I read in The Fisherman about ice fishing on Round Valley Reservoir, but never joined in. During a move that August to Chester, New Jersey, I came close to throwing out my tip-ups. I had trout fished that spring, but compared to previous life as a commercial clammer, I was not connected to the land and water, and I almost tossed aside something essential to me.
Once established in Chester, I went through dozens of jobs before I began waiting tables for Larison's Turkey Farm. Patricia called the restaurant "Turkey Central." We married in 1997 shortly before I began working there. Larison's had been a landmark for six or seven decades. I think it is that long. I once sat down to dinner with Mr. Larison and a couple of others. He was 97, but the place went out of business just after I quit in 1999.
I felt like Benjamin Franklin stepped out of existence.
The bald eagle became the national symbol, not the wild turkey that Franklin suggested, but the wild turkey is one whacky bird that symbolizes the Great Thanksgiving Feast of Friends, the social cluster jam that can incentivize capitalism from the ground up, not from the high venture command that levels the field for everyone but vultures. The crowds were steady at Larison's and the work reliable. Fun too, that place was a riot.
But before I began working at Larison's, during January 1997, I ice fished Little Swartswood Lake with a friend's son. The friend had also shellfished with me behind Long Beach Island. My passion for ice fishing surged. All these years later, I remember this with crisp focus.

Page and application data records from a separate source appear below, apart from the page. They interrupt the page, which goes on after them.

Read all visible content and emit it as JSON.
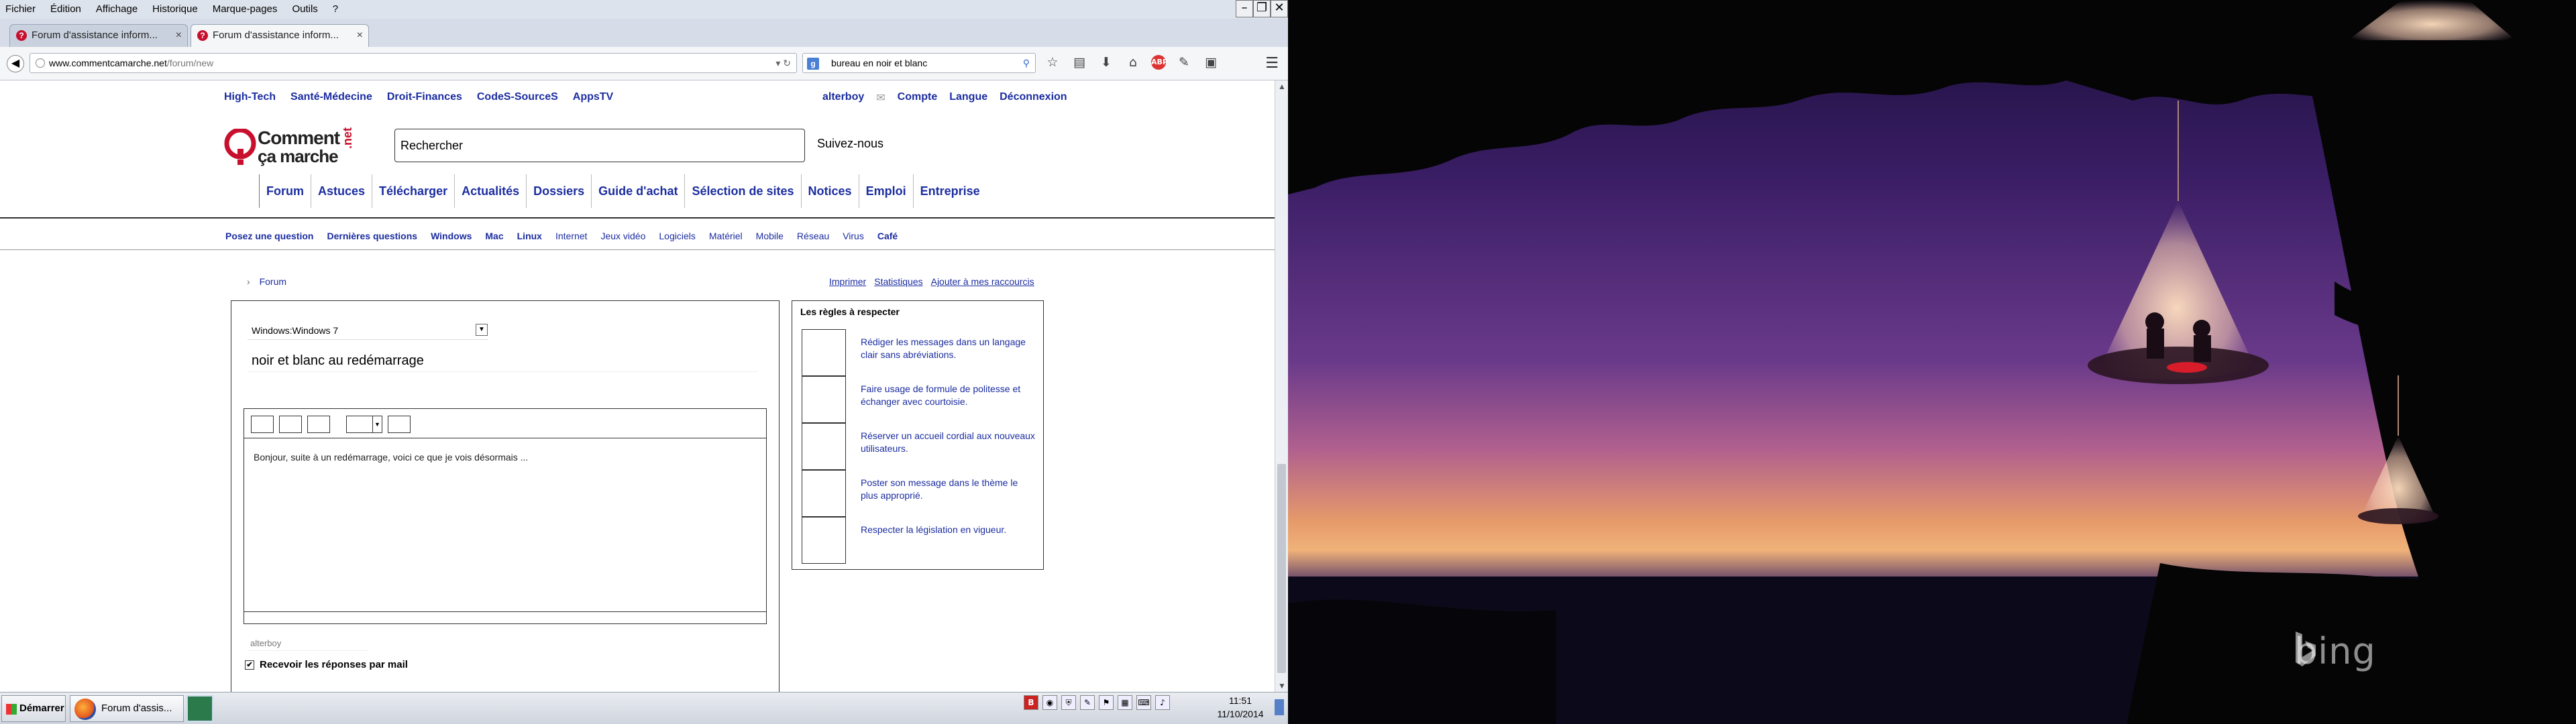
{
  "menubar": {
    "items": [
      "Fichier",
      "Édition",
      "Affichage",
      "Historique",
      "Marque-pages",
      "Outils",
      "?"
    ]
  },
  "tabs": [
    {
      "title": "Forum d'assistance inform...",
      "active": false
    },
    {
      "title": "Forum d'assistance inform...",
      "active": true
    }
  ],
  "navbar": {
    "url_host": "www.commentcamarche.net",
    "url_path": "/forum/new",
    "search_value": "bureau en noir et blanc"
  },
  "site": {
    "topnav": [
      "High-Tech",
      "Santé-Médecine",
      "Droit-Finances",
      "CodeS-SourceS",
      "AppsTV"
    ],
    "user": "alterboy",
    "userlinks": [
      "Compte",
      "Langue",
      "Déconnexion"
    ],
    "logo_line1": "Comment",
    "logo_line2": "ça marche",
    "logo_tld": ".net",
    "search_placeholder": "Rechercher",
    "follow": "Suivez-nous",
    "mainnav": [
      "Forum",
      "Astuces",
      "Télécharger",
      "Actualités",
      "Dossiers",
      "Guide d'achat",
      "Sélection de sites",
      "Notices",
      "Emploi",
      "Entreprise"
    ],
    "subnav": [
      "Posez une question",
      "Dernières questions",
      "Windows",
      "Mac",
      "Linux",
      "Internet",
      "Jeux vidéo",
      "Logiciels",
      "Matériel",
      "Mobile",
      "Réseau",
      "Virus",
      "Café"
    ],
    "breadcrumb": "Forum",
    "tools": [
      "Imprimer",
      "Statistiques",
      "Ajouter à mes raccourcis"
    ]
  },
  "form": {
    "category": "Windows:Windows 7",
    "subject": "noir et blanc au redémarrage",
    "body": "Bonjour, suite à un redémarrage, voici ce que je vois désormais ...",
    "username": "alterboy",
    "notify_label": "Recevoir les réponses par mail",
    "notify_checked": true
  },
  "rules": {
    "title": "Les règles à respecter",
    "items": [
      "Rédiger les messages dans un langage clair sans abréviations.",
      "Faire usage de formule de politesse et échanger avec courtoisie.",
      "Réserver un accueil cordial aux nouveaux utilisateurs.",
      "Poster son message dans le thème le plus approprié.",
      "Respecter la législation en vigueur."
    ]
  },
  "taskbar": {
    "start": "Démarrer",
    "task_label": "Forum d'assis...",
    "time": "11:51",
    "date": "11/10/2014"
  },
  "wallpaper": {
    "watermark": "bing"
  },
  "colors": {
    "link": "#1b2da0",
    "brand_red": "#c8102e"
  }
}
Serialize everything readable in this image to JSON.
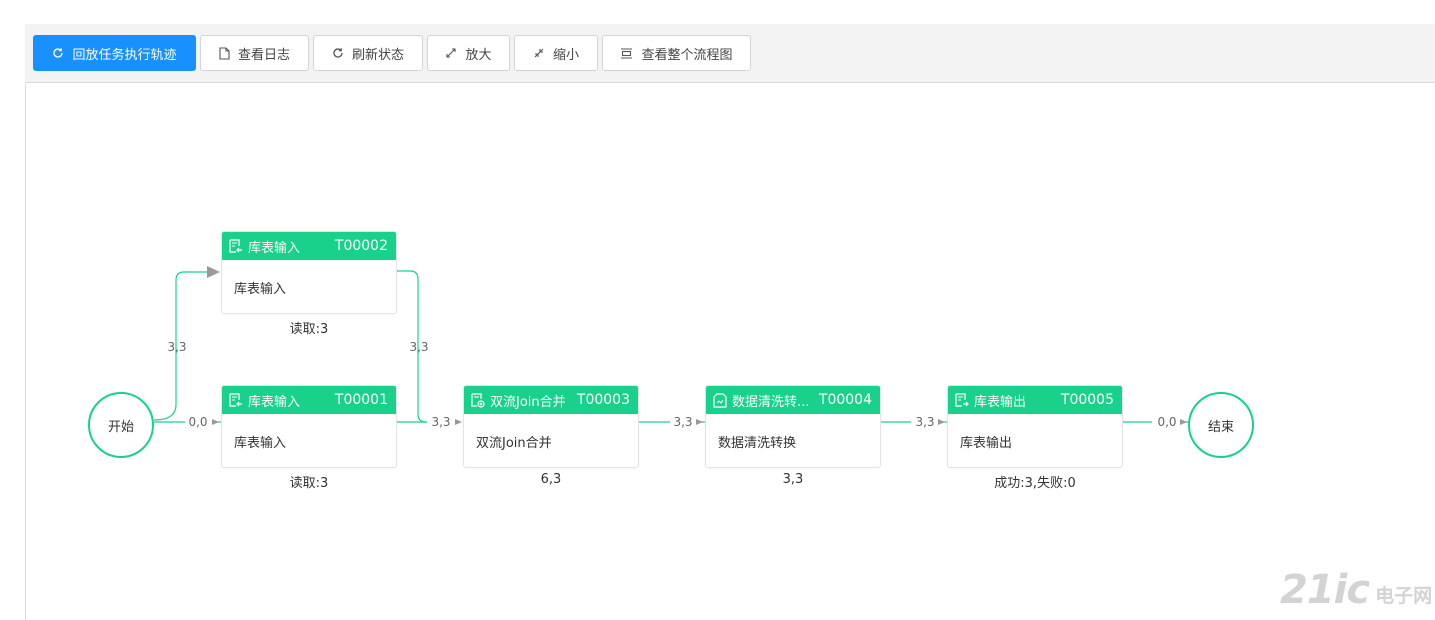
{
  "toolbar": {
    "buttons": [
      {
        "label": "回放任务执行轨迹",
        "icon": "refresh-icon"
      },
      {
        "label": "查看日志",
        "icon": "file-icon"
      },
      {
        "label": "刷新状态",
        "icon": "refresh-icon"
      },
      {
        "label": "放大",
        "icon": "expand-icon"
      },
      {
        "label": "缩小",
        "icon": "shrink-icon"
      },
      {
        "label": "查看整个流程图",
        "icon": "fit-view-icon"
      }
    ]
  },
  "flow": {
    "start": {
      "label": "开始"
    },
    "end": {
      "label": "结束"
    },
    "nodes": [
      {
        "title": "库表输入",
        "code": "T00002",
        "body": "库表输入",
        "stat": "读取:3"
      },
      {
        "title": "库表输入",
        "code": "T00001",
        "body": "库表输入",
        "stat": "读取:3"
      },
      {
        "title": "双流Join合并",
        "code": "T00003",
        "body": "双流Join合并",
        "stat": "6,3"
      },
      {
        "title": "数据清洗转...",
        "code": "T00004",
        "body": "数据清洗转换",
        "stat": "3,3"
      },
      {
        "title": "库表输出",
        "code": "T00005",
        "body": "库表输出",
        "stat": "成功:3,失败:0"
      }
    ],
    "edges": [
      {
        "label": "3,3"
      },
      {
        "label": "0,0"
      },
      {
        "label": "3,3"
      },
      {
        "label": "3,3"
      },
      {
        "label": "3,3"
      },
      {
        "label": "3,3"
      },
      {
        "label": "0,0"
      }
    ]
  },
  "colors": {
    "accent": "#19d18b",
    "primary": "#1890ff"
  },
  "watermark": {
    "big": "21ic",
    "small": "电子网"
  }
}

The next weekend I began ice fishing Budd Lake. For three winters, most of my fishing was solitary, and the best I remember of these outings was a frigid, 15-degree afternoon when I encountered a loneliness that would have been unbelievable to me growing up.

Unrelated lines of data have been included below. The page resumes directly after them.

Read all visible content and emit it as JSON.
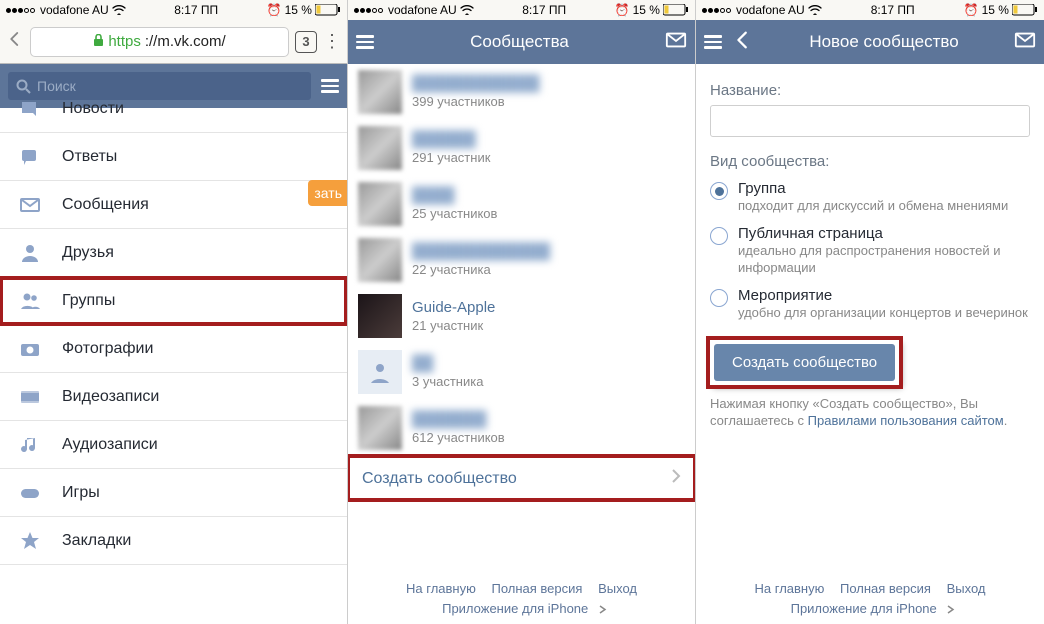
{
  "status": {
    "carrier": "vodafone AU",
    "time": "8:17 ПП",
    "battery": "15 %",
    "alarm_icon": "⏰"
  },
  "left": {
    "url_https": "https",
    "url_domain": "://m.vk.com/",
    "tab_count": "3",
    "search_placeholder": "Поиск",
    "menu": {
      "news": "Новости",
      "replies": "Ответы",
      "messages": "Сообщения",
      "friends": "Друзья",
      "groups": "Группы",
      "photos": "Фотографии",
      "videos": "Видеозаписи",
      "audio": "Аудиозаписи",
      "games": "Игры",
      "bookmarks": "Закладки"
    },
    "orange_badge": "зать"
  },
  "mid": {
    "title": "Сообщества",
    "items": [
      {
        "sub": "399 участников"
      },
      {
        "sub": "291 участник"
      },
      {
        "sub": "25 участников"
      },
      {
        "sub": "22 участника"
      },
      {
        "name": "Guide-Apple",
        "sub": "21 участник",
        "kind": "guide"
      },
      {
        "sub": "3 участника",
        "kind": "blank"
      },
      {
        "sub": "612 участников"
      }
    ],
    "create": "Создать сообщество"
  },
  "right": {
    "title": "Новое сообщество",
    "name_label": "Название:",
    "type_label": "Вид сообщества:",
    "options": {
      "group": {
        "title": "Группа",
        "desc": "подходит для дискуссий и обмена мнениями"
      },
      "public": {
        "title": "Публичная страница",
        "desc": "идеально для распространения новостей и информации"
      },
      "event": {
        "title": "Мероприятие",
        "desc": "удобно для организации концертов и вечеринок"
      }
    },
    "create_button": "Создать сообщество",
    "terms_pre": "Нажимая кнопку «Создать сообщество», Вы соглашаетесь с ",
    "terms_link": "Правилами пользования сайтом",
    "terms_post": "."
  },
  "footer": {
    "home": "На главную",
    "full": "Полная версия",
    "exit": "Выход",
    "app": "Приложение для iPhone"
  }
}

I not only faced it without depression, I relished it as the very essence distilled of my struggling life. It took a few seasons before I felt this at its best, and the vibrant social scene at Larison's didn't cheat the experience. I had worked hundreds of jobs since I began taking them in 1987, along with shellfishing sporadically until 1993. Most of them temping, I had a dozen agencies, so all told, I'd say I worked close to 300 jobs in about a decade. I was conscientiousness and a hard worker, if I could be. Sometimes I was so self-divided hard work wasn't possible, yet conscience remained.
In essence, I'm a writer, not a workin' man. Clearly at odds with the expected, I'm nevertheless the most persistent man I've known. Besides, on that issue of work, I've never met anyone else who has worked as many different jobs. After that decade--I was ice fishing Budd Lake with a friend by this time--I found a job I could accept long term and stayed with it for 13 years. But I've had the goal of success as a writer from the age of 16. Nothing has stopped me.
Budd Lake could have been the moon. It was beautiful. I can't tell you how precious physical light really is. And ice stepped on. I was like an astronaut from a spacecraft I not only manned alone, but built alone. The spacecraft of my unknown life, which I know well enough to have done it successfully.
Me in 1997